By Golf Channel DigitalJanuary 16, 2018, 2:19 am

Former Web.com Tour Player of the Year Carlos Ortiz shot a bogey-free, 4-under-par 68 Monday to take the clubhouse lead in The Bahamas Great Exuma Classic at Sandals Emerald Bay.

Four other players - Lee McCoy, Brandon Matthews, Sung Jae Im and Mark Anderson - were still on the course and tied with Ortiz at 6-under 210 when third-round play was suspended by darkness at 5:32 p.m. local time. It is scheduled to resume at 7:15 a.m. Tuesday.

Ortiz, a 26-year-old from Guadalajara, Mexico, is in search of his fourth Web.com Tour victory.

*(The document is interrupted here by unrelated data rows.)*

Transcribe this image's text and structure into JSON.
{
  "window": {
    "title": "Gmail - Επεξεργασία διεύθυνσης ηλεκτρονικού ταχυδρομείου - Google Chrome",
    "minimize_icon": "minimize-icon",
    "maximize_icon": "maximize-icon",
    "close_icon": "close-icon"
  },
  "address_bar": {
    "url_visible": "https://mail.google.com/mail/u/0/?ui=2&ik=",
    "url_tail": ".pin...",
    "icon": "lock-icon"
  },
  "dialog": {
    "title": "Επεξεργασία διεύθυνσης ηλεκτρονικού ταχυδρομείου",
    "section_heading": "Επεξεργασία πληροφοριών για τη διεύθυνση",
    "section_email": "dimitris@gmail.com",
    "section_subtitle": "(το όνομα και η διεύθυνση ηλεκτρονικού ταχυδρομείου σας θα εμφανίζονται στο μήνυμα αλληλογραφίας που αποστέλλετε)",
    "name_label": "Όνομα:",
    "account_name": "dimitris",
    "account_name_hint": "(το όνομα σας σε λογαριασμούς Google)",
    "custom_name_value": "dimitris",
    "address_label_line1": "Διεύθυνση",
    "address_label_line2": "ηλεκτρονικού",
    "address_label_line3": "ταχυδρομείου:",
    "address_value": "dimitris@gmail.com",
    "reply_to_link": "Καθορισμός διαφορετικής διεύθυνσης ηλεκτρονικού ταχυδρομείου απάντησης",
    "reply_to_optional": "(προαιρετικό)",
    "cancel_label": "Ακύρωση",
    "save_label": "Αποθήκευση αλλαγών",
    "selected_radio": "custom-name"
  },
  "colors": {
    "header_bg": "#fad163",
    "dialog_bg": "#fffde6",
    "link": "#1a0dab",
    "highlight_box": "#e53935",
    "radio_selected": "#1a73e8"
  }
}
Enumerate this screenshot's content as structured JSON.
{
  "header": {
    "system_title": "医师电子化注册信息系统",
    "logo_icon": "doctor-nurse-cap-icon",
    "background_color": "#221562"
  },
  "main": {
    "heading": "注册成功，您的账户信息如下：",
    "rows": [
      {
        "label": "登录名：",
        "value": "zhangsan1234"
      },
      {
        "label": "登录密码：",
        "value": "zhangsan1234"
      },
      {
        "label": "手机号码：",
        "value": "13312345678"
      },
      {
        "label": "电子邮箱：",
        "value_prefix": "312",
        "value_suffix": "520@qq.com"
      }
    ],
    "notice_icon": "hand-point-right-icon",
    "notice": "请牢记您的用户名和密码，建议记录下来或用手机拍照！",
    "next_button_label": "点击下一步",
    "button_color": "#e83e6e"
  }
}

In 2014, the former University of North Texas standout earned a three-win promotion on his way to being voted Web.com Tour Player of the Year.

McCoy, a 23-year-old from Dunedin, Fla., is looking to become the first player to earn medalist honors at Q-School and then win the opening event of the season.